Looking at student work
I’d like to share three pieces of student work, each of which shows unique applications of deeper learning.
The first is a Grade 2 ‘landforms’ project. The task was to build and paint an island with landforms. The example shows a few examples of deeper geographical understanding, especially that the river is carved into the land, rather than simply painted on, and that it flows from the hills to the ocean.
However, it would have been better to provide greater opportunities to practice with the clay and paint in a creative way. The student’s reflection, ‘I could to better’, is very revealing of the fact that this little project utilized too many different, new skills. I should have planned a stand-alone art unit using these tools before applying them in this Geography activity.
It’s a great example of how thoughtful planning should authentically scaffold deeper learning, so that when the real tasks of the inquiry present themselves, students have access to a broad range of skills and knowledge.
Additionally, it was connected to a service-learning project focused on access to clean, fresh water, so the students had opportunities to transfer this learning to authentic situations outside of the school.
Fruit and Seeds
Next, also in Grade 2, in an activity to investigate, observe, and compare the seeds of various fruit, a parent volunteer and I sliced twelve different fruits and arranged centers with each around the room. Students used a graphic organizer to explore, draw, compare and discuss.
Is it deeper learning? I can say for certain that the students enjoyed the activity. This example is from a student who generally struggled to complete work, yet he managed to excel in this case. Referring to the Hewlett Foundation’s definition of Deeper Learning
, I believe that this is
an artifact of deeper learning for a seven-year-old, primarily due to the social, investigative, and integrated arts nature of the activity.
Perhaps it would have been deeper if there were a connection to a significant global issue, had been extended through an exploratory field trip, or led to an urban garden project.
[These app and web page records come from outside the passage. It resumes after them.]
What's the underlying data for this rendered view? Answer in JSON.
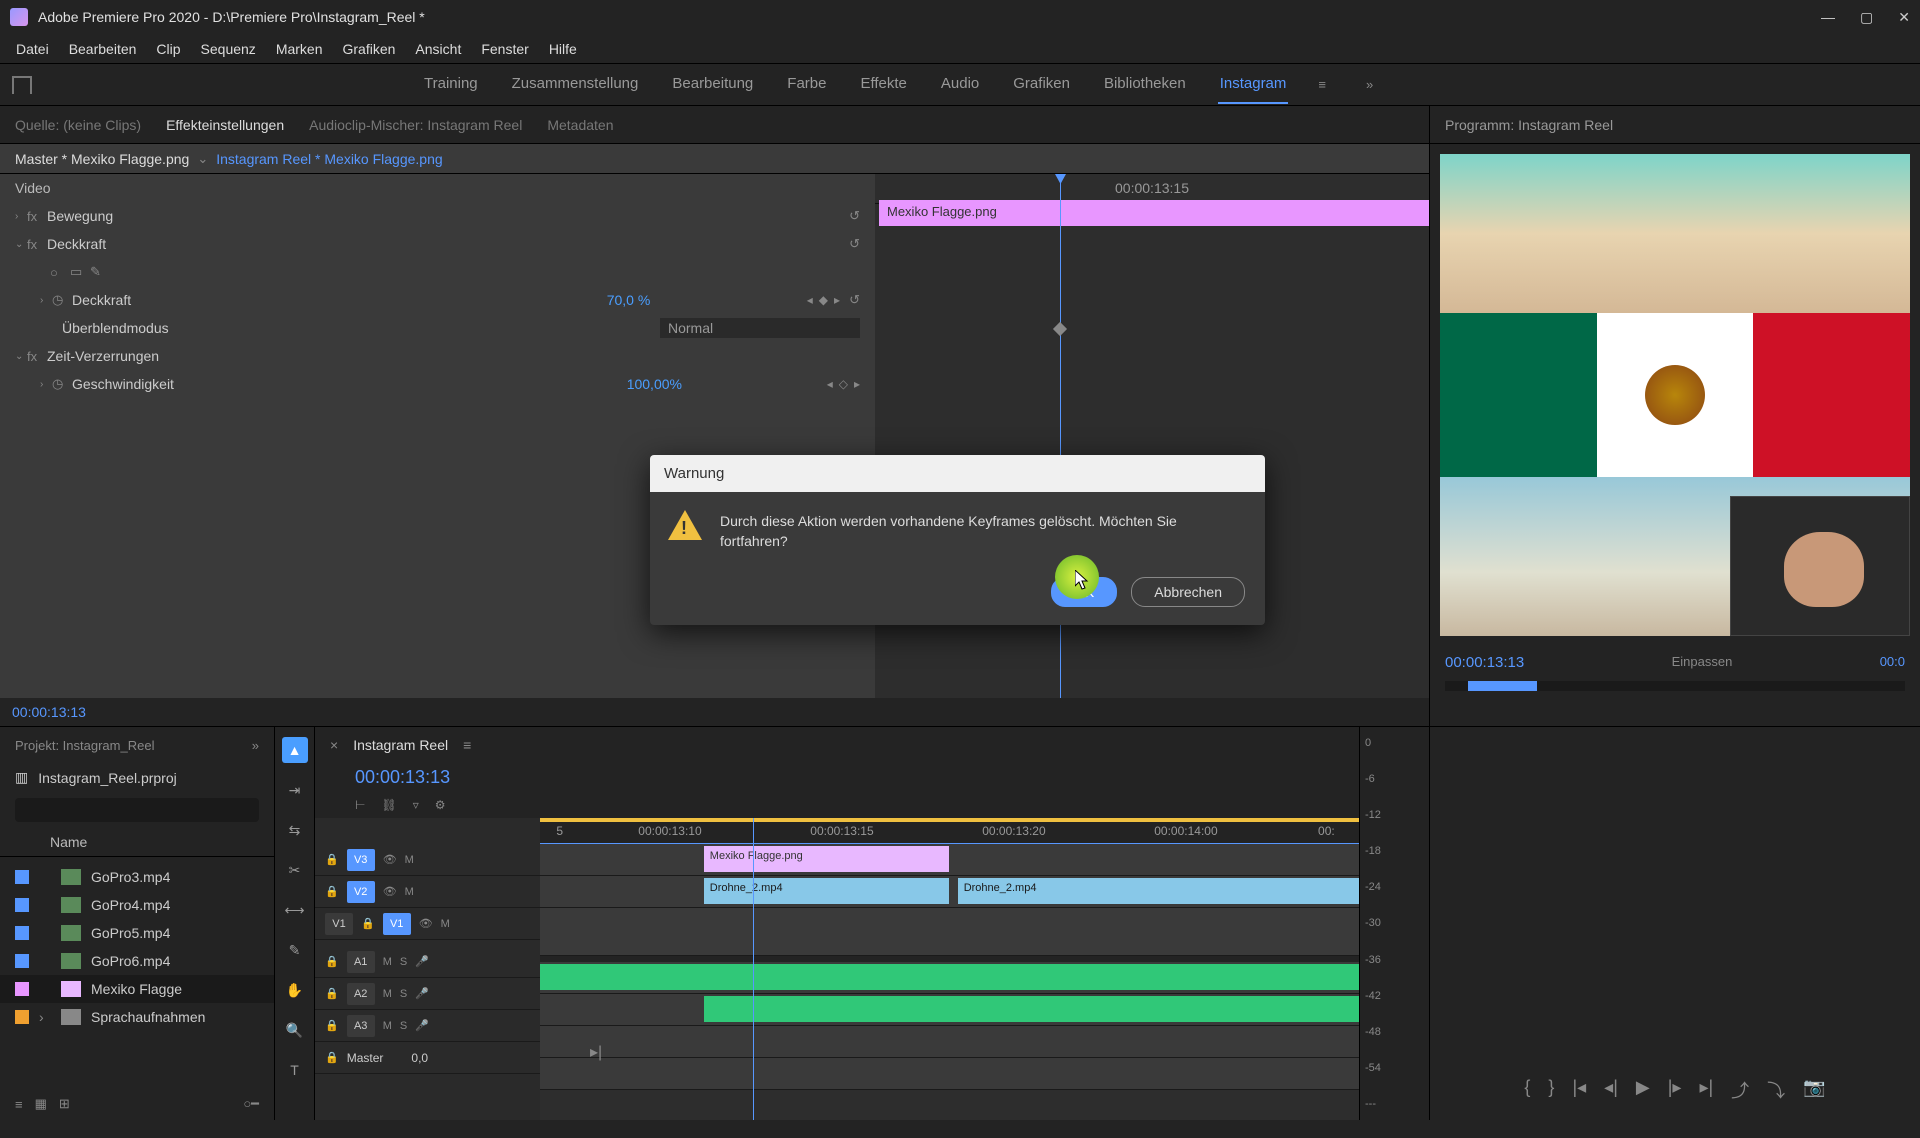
{
  "titlebar": {
    "title": "Adobe Premiere Pro 2020 - D:\\Premiere Pro\\Instagram_Reel *"
  },
  "menubar": [
    "Datei",
    "Bearbeiten",
    "Clip",
    "Sequenz",
    "Marken",
    "Grafiken",
    "Ansicht",
    "Fenster",
    "Hilfe"
  ],
  "workspaces": {
    "items": [
      "Training",
      "Zusammenstellung",
      "Bearbeitung",
      "Farbe",
      "Effekte",
      "Audio",
      "Grafiken",
      "Bibliotheken",
      "Instagram"
    ],
    "active": "Instagram"
  },
  "ec_tabs": {
    "items": [
      "Quelle: (keine Clips)",
      "Effekteinstellungen",
      "Audioclip-Mischer: Instagram Reel",
      "Metadaten"
    ],
    "active": "Effekteinstellungen"
  },
  "ec_header": {
    "master": "Master * Mexiko Flagge.png",
    "sequence": "Instagram Reel * Mexiko Flagge.png"
  },
  "ec_props": {
    "section": "Video",
    "motion": "Bewegung",
    "opacity_group": "Deckkraft",
    "opacity": {
      "label": "Deckkraft",
      "value": "70,0 %"
    },
    "blendmode": {
      "label": "Überblendmodus",
      "value": "Normal"
    },
    "timeremap": "Zeit-Verzerrungen",
    "speed": {
      "label": "Geschwindigkeit",
      "value": "100,00%"
    }
  },
  "ec_kf": {
    "timecode": "00:00:13:15",
    "clip": "Mexiko Flagge.png"
  },
  "program": {
    "title": "Programm: Instagram Reel",
    "timecode": "00:00:13:13",
    "fit_label": "Einpassen",
    "endtc": "00:0"
  },
  "project": {
    "tab": "Projekt: Instagram_Reel",
    "file": "Instagram_Reel.prproj",
    "col": "Name",
    "items": [
      {
        "name": "GoPro3.mp4",
        "type": "video"
      },
      {
        "name": "GoPro4.mp4",
        "type": "video"
      },
      {
        "name": "GoPro5.mp4",
        "type": "video"
      },
      {
        "name": "GoPro6.mp4",
        "type": "video"
      },
      {
        "name": "Mexiko Flagge",
        "type": "image"
      },
      {
        "name": "Sprachaufnahmen",
        "type": "bin"
      }
    ]
  },
  "timeline": {
    "name": "Instagram Reel",
    "timecode": "00:00:13:13",
    "ruler": [
      "5",
      "00:00:13:10",
      "00:00:13:15",
      "00:00:13:20",
      "00:00:14:00",
      "00:"
    ],
    "tracks": {
      "v3": "V3",
      "v2": "V2",
      "v1": "V1",
      "v1src": "V1",
      "a1": "A1",
      "a2": "A2",
      "a3": "A3",
      "master": "Master",
      "masterval": "0,0"
    },
    "clips": {
      "v3_img": "Mexiko Flagge.png",
      "v2_left": "Drohne_2.mp4",
      "v2_right": "Drohne_2.mp4"
    }
  },
  "audio_scale": [
    "0",
    "-6",
    "-12",
    "-18",
    "-24",
    "-30",
    "-36",
    "-42",
    "-48",
    "-54",
    "---"
  ],
  "dialog": {
    "title": "Warnung",
    "message": "Durch diese Aktion werden vorhandene Keyframes gelöscht. Möchten Sie fortfahren?",
    "ok": "OK",
    "cancel": "Abbrechen"
  },
  "bottom_tc": "00:00:13:13"
}
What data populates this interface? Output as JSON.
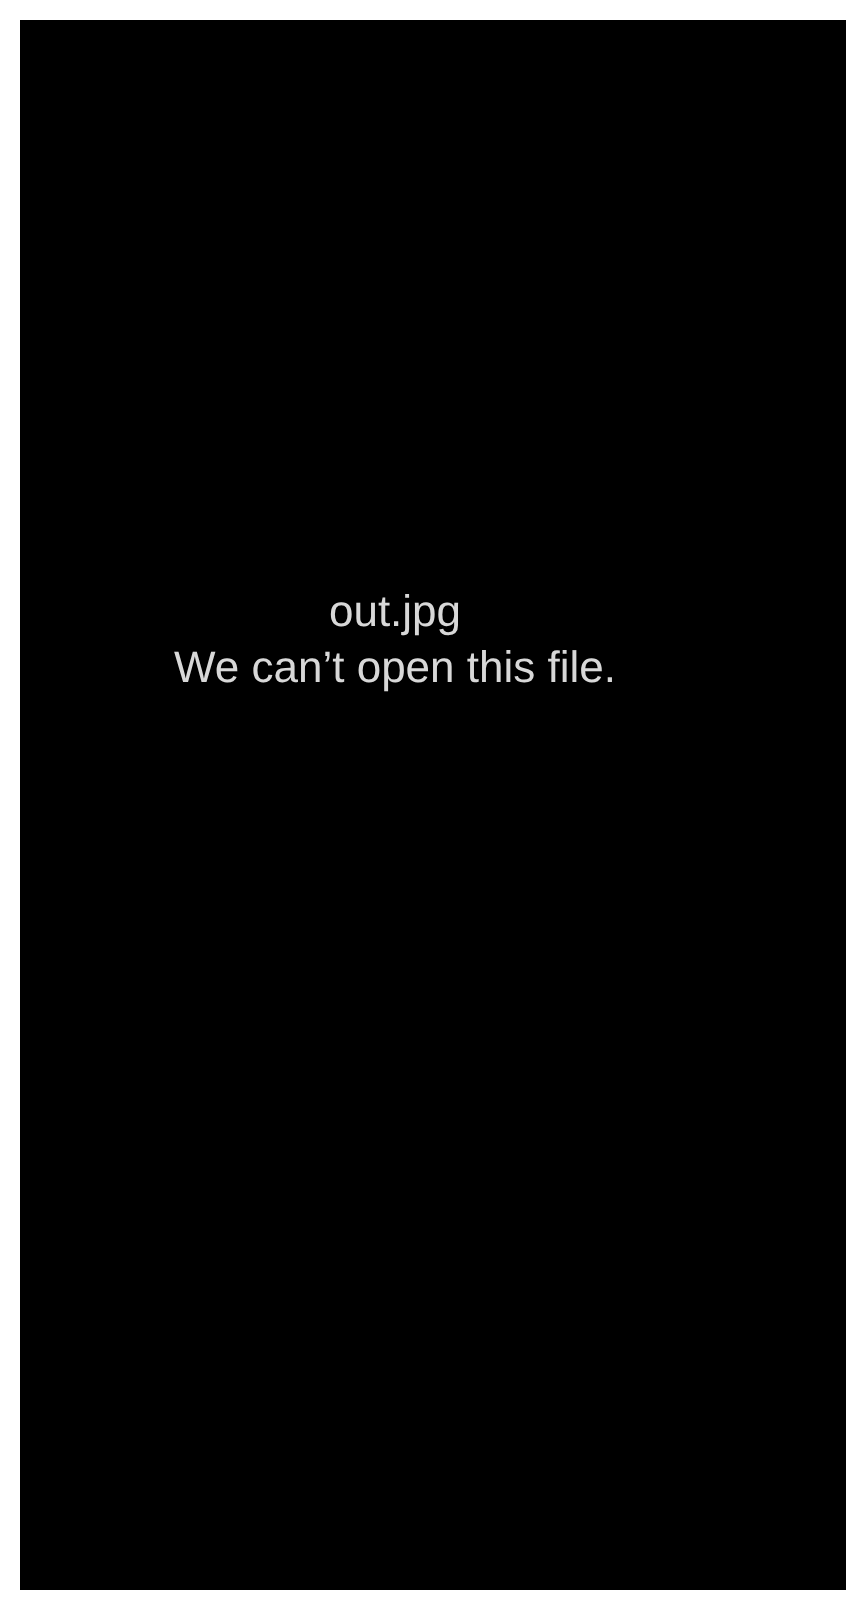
{
  "file_name": "out.jpg",
  "message": "We can’t open this file."
}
This final example comes from Grade 6 and our current unit of inquiry into the evolution of scientific understanding and its effects on people’s lives.
After a modeled inquiry into 3D Printing
, students were tasked with researching an emerging technology and publish a blog post about it.
This student’s post shows application of a range of research, thinking, and communication skills. In particular, the student demonstrates growing awareness for digital publishing techniques by way of the embedded videos and text organization.
Finally, it is public and invites the reader to participate in the inquiry, which I think is a hallmark feature of deeper learning.
Looking at student work, I think it’s important to notice that elements of deeper learning occur in almost every experience. The responsibility lies with, in the case of school, the teacher whose task is to design a learning environment that supports the various elements of deeper learning with balance and flexibility to be relevant to each individual learner.